## PROBLEM STATEMENT:
The records appear below. Copy each one exactly.

* * *

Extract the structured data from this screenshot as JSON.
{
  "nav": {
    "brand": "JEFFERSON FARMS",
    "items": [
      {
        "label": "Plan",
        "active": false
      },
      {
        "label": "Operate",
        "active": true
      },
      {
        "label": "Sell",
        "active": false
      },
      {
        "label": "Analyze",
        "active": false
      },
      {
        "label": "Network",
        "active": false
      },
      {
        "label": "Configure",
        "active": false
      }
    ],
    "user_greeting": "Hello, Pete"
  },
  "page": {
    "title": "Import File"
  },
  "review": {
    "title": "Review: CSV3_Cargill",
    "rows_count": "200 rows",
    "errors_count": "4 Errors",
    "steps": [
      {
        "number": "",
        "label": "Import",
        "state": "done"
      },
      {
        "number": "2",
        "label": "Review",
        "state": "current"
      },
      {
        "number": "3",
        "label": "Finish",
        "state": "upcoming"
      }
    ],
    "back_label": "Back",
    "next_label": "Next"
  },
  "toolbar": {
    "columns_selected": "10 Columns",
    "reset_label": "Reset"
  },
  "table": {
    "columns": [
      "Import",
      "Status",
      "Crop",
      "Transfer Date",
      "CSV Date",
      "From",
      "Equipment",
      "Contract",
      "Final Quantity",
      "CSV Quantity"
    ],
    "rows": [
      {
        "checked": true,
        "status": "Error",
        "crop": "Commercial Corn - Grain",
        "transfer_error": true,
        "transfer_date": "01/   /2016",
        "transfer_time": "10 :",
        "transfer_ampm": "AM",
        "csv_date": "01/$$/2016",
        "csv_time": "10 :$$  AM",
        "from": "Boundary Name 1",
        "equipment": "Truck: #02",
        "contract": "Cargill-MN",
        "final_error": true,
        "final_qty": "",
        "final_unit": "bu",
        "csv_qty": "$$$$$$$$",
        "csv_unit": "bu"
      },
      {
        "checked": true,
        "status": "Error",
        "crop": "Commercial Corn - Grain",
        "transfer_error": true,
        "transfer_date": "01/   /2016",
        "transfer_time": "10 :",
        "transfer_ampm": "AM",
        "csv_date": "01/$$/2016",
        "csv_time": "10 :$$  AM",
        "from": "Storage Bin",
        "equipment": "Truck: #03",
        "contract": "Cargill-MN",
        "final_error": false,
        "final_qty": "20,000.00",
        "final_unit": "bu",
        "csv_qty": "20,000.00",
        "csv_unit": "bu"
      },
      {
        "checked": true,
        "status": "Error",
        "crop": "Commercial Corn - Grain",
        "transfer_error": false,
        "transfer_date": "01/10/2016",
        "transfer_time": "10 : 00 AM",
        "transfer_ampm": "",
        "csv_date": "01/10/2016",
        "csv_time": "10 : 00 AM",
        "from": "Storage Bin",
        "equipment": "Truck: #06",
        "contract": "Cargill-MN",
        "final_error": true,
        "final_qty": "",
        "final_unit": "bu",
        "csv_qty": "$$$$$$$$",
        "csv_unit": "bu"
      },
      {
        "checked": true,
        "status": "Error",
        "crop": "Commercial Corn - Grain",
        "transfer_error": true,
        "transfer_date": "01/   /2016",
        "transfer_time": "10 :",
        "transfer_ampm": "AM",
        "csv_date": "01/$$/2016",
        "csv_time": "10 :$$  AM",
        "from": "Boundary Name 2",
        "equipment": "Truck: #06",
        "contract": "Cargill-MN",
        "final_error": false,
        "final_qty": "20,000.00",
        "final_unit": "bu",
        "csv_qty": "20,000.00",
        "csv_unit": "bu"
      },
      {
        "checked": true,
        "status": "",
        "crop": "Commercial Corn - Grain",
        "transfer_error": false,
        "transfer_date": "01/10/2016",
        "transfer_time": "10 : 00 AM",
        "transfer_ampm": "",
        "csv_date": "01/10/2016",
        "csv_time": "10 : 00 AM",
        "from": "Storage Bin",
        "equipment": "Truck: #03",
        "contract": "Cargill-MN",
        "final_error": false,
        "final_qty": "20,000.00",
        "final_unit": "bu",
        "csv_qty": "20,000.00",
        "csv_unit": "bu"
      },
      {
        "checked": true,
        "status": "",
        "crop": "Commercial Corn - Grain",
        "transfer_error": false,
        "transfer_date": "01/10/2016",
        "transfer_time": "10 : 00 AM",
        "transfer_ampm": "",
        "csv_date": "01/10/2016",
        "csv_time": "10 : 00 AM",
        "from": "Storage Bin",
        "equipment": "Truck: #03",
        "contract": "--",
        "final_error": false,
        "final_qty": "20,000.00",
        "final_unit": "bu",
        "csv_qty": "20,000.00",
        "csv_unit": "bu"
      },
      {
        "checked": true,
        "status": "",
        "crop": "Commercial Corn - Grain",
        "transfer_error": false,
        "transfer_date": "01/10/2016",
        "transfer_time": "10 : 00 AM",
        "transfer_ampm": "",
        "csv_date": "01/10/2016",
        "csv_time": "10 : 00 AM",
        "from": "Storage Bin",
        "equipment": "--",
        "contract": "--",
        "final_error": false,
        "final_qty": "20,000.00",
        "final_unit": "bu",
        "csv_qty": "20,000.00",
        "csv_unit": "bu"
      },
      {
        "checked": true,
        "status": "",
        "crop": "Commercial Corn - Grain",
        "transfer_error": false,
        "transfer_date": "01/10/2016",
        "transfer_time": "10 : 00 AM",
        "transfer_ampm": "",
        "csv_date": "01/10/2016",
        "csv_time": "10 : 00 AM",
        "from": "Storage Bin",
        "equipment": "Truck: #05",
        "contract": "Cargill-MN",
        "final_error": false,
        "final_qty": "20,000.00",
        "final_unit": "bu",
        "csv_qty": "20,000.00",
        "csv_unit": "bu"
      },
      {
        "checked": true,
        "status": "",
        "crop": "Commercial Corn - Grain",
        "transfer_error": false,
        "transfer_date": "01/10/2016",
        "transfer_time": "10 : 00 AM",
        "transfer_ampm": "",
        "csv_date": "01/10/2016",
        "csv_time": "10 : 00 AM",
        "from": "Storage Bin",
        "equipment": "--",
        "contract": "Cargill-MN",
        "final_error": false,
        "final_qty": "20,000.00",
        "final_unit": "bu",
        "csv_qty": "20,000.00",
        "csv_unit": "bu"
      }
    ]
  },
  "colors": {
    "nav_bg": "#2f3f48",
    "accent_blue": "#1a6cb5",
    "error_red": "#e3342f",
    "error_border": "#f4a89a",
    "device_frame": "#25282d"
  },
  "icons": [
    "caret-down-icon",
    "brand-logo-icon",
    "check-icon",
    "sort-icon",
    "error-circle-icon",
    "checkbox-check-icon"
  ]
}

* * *

## ANSWER AREA:
Extract the structured data from this screenshot as JSON.
{
  "nav": {
    "brand": "JEFFERSON FARMS",
    "items": [
      {
        "label": "Plan",
        "active": false
      },
      {
        "label": "Operate",
        "active": true
      },
      {
        "label": "Sell",
        "active": false
      },
      {
        "label": "Analyze",
        "active": false
      },
      {
        "label": "Network",
        "active": false
      },
      {
        "label": "Configure",
        "active": false
      }
    ],
    "user_greeting": "Hello, Pete"
  },
  "page": {
    "title": "Import File"
  },
  "review": {
    "title": "Review: CSV3_Cargill",
    "rows_count": "200 rows",
    "errors_count": "4 Errors",
    "steps": [
      {
        "number": "",
        "label": "Import",
        "state": "done"
      },
      {
        "number": "2",
        "label": "Review",
        "state": "current"
      },
      {
        "number": "3",
        "label": "Finish",
        "state": "upcoming"
      }
    ],
    "back_label": "Back",
    "next_label": "Next"
  },
  "toolbar": {
    "columns_selected": "10 Columns",
    "reset_label": "Reset"
  },
  "table": {
    "columns": [
      "Import",
      "Status",
      "Crop",
      "Transfer Date",
      "CSV Date",
      "From",
      "Equipment",
      "Contract",
      "Final Quantity",
      "CSV Quantity"
    ],
    "rows": [
      {
        "checked": true,
        "status": "Error",
        "crop": "Commercial Corn - Grain",
        "transfer_error": true,
        "transfer_date": "01/   /2016",
        "transfer_time": "10 :",
        "transfer_ampm": "AM",
        "csv_date": "01/$$/2016",
        "csv_time": "10 :$$  AM",
        "from": "Boundary Name 1",
        "equipment": "Truck: #02",
        "contract": "Cargill-MN",
        "final_error": true,
        "final_qty": "",
        "final_unit": "bu",
        "csv_qty": "$$$$$$$$",
        "csv_unit": "bu"
      },
      {
        "checked": true,
        "status": "Error",
        "crop": "Commercial Corn - Grain",
        "transfer_error": true,
        "transfer_date": "01/   /2016",
        "transfer_time": "10 :",
        "transfer_ampm": "AM",
        "csv_date": "01/$$/2016",
        "csv_time": "10 :$$  AM",
        "from": "Storage Bin",
        "equipment": "Truck: #03",
        "contract": "Cargill-MN",
        "final_error": false,
        "final_qty": "20,000.00",
        "final_unit": "bu",
        "csv_qty": "20,000.00",
        "csv_unit": "bu"
      },
      {
        "checked": true,
        "status": "Error",
        "crop": "Commercial Corn - Grain",
        "transfer_error": false,
        "transfer_date": "01/10/2016",
        "transfer_time": "10 : 00 AM",
        "transfer_ampm": "",
        "csv_date": "01/10/2016",
        "csv_time": "10 : 00 AM",
        "from": "Storage Bin",
        "equipment": "Truck: #06",
        "contract": "Cargill-MN",
        "final_error": true,
        "final_qty": "",
        "final_unit": "bu",
        "csv_qty": "$$$$$$$$",
        "csv_unit": "bu"
      },
      {
        "checked": true,
        "status": "Error",
        "crop": "Commercial Corn - Grain",
        "transfer_error": true,
        "transfer_date": "01/   /2016",
        "transfer_time": "10 :",
        "transfer_ampm": "AM",
        "csv_date": "01/$$/2016",
        "csv_time": "10 :$$  AM",
        "from": "Boundary Name 2",
        "equipment": "Truck: #06",
        "contract": "Cargill-MN",
        "final_error": false,
        "final_qty": "20,000.00",
        "final_unit": "bu",
        "csv_qty": "20,000.00",
        "csv_unit": "bu"
      },
      {
        "checked": true,
        "status": "",
        "crop": "Commercial Corn - Grain",
        "transfer_error": false,
        "transfer_date": "01/10/2016",
        "transfer_time": "10 : 00 AM",
        "transfer_ampm": "",
        "csv_date": "01/10/2016",
        "csv_time": "10 : 00 AM",
        "from": "Storage Bin",
        "equipment": "Truck: #03",
        "contract": "Cargill-MN",
        "final_error": false,
        "final_qty": "20,000.00",
        "final_unit": "bu",
        "csv_qty": "20,000.00",
        "csv_unit": "bu"
      },
      {
        "checked": true,
        "status": "",
        "crop": "Commercial Corn - Grain",
        "transfer_error": false,
        "transfer_date": "01/10/2016",
        "transfer_time": "10 : 00 AM",
        "transfer_ampm": "",
        "csv_date": "01/10/2016",
        "csv_time": "10 : 00 AM",
        "from": "Storage Bin",
        "equipment": "Truck: #03",
        "contract": "--",
        "final_error": false,
        "final_qty": "20,000.00",
        "final_unit": "bu",
        "csv_qty": "20,000.00",
        "csv_unit": "bu"
      },
      {
        "checked": true,
        "status": "",
        "crop": "Commercial Corn - Grain",
        "transfer_error": false,
        "transfer_date": "01/10/2016",
        "transfer_time": "10 : 00 AM",
        "transfer_ampm": "",
        "csv_date": "01/10/2016",
        "csv_time": "10 : 00 AM",
        "from": "Storage Bin",
        "equipment": "--",
        "contract": "--",
        "final_error": false,
        "final_qty": "20,000.00",
        "final_unit": "bu",
        "csv_qty": "20,000.00",
        "csv_unit": "bu"
      },
      {
        "checked": true,
        "status": "",
        "crop": "Commercial Corn - Grain",
        "transfer_error": false,
        "transfer_date": "01/10/2016",
        "transfer_time": "10 : 00 AM",
        "transfer_ampm": "",
        "csv_date": "01/10/2016",
        "csv_time": "10 : 00 AM",
        "from": "Storage Bin",
        "equipment": "Truck: #05",
        "contract": "Cargill-MN",
        "final_error": false,
        "final_qty": "20,000.00",
        "final_unit": "bu",
        "csv_qty": "20,000.00",
        "csv_unit": "bu"
      },
      {
        "checked": true,
        "status": "",
        "crop": "Commercial Corn - Grain",
        "transfer_error": false,
        "transfer_date": "01/10/2016",
        "transfer_time": "10 : 00 AM",
        "transfer_ampm": "",
        "csv_date": "01/10/2016",
        "csv_time": "10 : 00 AM",
        "from": "Storage Bin",
        "equipment": "--",
        "contract": "Cargill-MN",
        "final_error": false,
        "final_qty": "20,000.00",
        "final_unit": "bu",
        "csv_qty": "20,000.00",
        "csv_unit": "bu"
      }
    ]
  },
  "colors": {
    "nav_bg": "#2f3f48",
    "accent_blue": "#1a6cb5",
    "error_red": "#e3342f",
    "error_border": "#f4a89a",
    "device_frame": "#25282d"
  },
  "icons": [
    "caret-down-icon",
    "brand-logo-icon",
    "check-icon",
    "sort-icon",
    "error-circle-icon",
    "checkbox-check-icon"
  ]
}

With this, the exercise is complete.